Oil and gas properties also account for 13 percent of the Kenai Peninsula Borough’s property tax revenues, according to McDowell. In addition, money from the state’s community assistance program — through which local governments receive state funding, ammounting to $57 million in fiscal 2016 — can be largely attributed to oil revenue, according to McDowell.
After Logan’s presentation, Kenai Peninsula Borough Mayor Mike Navarre said that with historical context, data on state and local oil dependency could help communicate what he called a need for other sources of government revenue. Navarre unsuccessfully sought to avoid deficit-funding this year’s borough budget with $4.3 million from the borough’s fund balance with a series of tax measures, all rejected by voter referendum or borough assembly vote, including reducing the borough’s optional portion of its senior property tax exemptions, increasing its sales tax cap and a 0.5 mill rate increase.
“What I’m interested in is how things have changed,” Navarre said. “Because one of the things that’s difficult to get across to Alaskans is why we can’t have the industry paying for all the costs associated with all residents in Alaska, the way we used to be able to do it when we were at 2 million barrels a day. That, I think, would be a useful comparison to get the message out about why we’re talking about broad-based taxes, in order to make sure we can encourage industry development.”

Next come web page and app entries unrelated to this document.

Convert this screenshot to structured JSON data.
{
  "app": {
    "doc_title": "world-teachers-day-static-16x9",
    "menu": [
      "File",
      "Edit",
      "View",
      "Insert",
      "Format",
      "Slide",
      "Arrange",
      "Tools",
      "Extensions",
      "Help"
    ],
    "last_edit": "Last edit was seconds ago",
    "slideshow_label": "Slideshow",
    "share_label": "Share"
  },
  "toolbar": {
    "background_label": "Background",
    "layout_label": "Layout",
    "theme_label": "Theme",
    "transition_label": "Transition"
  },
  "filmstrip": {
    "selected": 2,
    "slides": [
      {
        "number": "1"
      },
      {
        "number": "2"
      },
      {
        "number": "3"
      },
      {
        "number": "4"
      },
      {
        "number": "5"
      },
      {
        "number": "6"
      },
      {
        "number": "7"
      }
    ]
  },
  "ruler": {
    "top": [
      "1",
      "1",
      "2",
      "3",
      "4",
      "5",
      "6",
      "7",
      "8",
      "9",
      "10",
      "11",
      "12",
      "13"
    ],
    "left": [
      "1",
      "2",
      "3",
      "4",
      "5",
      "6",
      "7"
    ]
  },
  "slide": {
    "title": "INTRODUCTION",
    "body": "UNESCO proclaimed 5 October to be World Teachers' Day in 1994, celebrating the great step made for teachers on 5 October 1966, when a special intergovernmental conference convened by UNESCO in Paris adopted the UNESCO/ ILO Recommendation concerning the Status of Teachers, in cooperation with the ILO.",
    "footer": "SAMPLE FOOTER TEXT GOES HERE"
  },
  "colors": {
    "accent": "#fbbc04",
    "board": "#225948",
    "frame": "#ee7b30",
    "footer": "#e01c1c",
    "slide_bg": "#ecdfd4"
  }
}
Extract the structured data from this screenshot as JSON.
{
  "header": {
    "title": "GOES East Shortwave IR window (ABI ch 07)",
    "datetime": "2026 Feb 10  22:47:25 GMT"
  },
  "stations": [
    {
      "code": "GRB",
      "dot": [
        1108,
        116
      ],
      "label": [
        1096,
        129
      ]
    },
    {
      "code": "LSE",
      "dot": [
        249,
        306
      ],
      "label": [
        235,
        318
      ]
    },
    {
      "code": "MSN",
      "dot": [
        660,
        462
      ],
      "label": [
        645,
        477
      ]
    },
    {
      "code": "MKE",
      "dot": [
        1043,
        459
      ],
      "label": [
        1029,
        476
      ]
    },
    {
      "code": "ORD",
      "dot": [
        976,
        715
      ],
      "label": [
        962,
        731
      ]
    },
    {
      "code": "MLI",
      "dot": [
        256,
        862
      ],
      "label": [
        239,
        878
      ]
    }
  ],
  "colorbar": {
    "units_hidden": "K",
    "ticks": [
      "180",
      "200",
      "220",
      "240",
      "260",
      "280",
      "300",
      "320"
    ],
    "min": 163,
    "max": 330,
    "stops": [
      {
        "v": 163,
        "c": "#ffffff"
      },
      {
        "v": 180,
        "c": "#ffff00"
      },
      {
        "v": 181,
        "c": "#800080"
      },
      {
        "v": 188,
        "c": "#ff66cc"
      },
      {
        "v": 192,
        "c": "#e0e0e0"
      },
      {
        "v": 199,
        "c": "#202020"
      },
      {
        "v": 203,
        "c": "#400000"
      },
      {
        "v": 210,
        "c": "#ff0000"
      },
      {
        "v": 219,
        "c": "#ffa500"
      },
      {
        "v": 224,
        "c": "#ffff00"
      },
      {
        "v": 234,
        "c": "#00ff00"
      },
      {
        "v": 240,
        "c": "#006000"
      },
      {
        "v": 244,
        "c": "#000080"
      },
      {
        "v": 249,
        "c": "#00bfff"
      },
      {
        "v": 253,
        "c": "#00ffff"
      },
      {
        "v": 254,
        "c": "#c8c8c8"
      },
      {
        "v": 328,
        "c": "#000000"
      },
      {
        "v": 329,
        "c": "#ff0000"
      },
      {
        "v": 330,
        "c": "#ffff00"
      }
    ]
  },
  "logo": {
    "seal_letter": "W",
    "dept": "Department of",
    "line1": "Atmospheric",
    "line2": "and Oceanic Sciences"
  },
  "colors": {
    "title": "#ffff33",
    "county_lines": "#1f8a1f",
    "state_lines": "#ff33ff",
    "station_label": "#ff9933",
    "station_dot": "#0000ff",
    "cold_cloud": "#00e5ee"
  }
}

Other commenters also asked how McDowell’s oil industry impact numbers have changed. However, the group’s triennial reports for AOGA are not meant to provide historical perspective. In a later interview, Logan listed factors that make them difficult to compare across time, including inflation and the fact that not all the reports draw spending data from the same set of companies.
In answer to Navarre’s concern about diversification, Logan said “I think it’s always important to diversify your tax base.”
“A healthy economy is a diverse economy,” Logan said. “And if you look at (countries in) the developing world, that are so dependent on one industry — a mine, for instance — I mean, Alaska would look like one of those developing world economies, frankly, we’re so dependent on (oil and gas). We’ve been really fortunate over the years to do what we have been able to do with the monies, but it’s not necessarily going to get easier to depend on the industry to pay all the bills. You have to really think about how to grow other aspects of your economy to support that stability. But thank God, they’ve been there to pay what they have been able to pay.”
Reach Ben Boettger at firstname.lastname@example.org.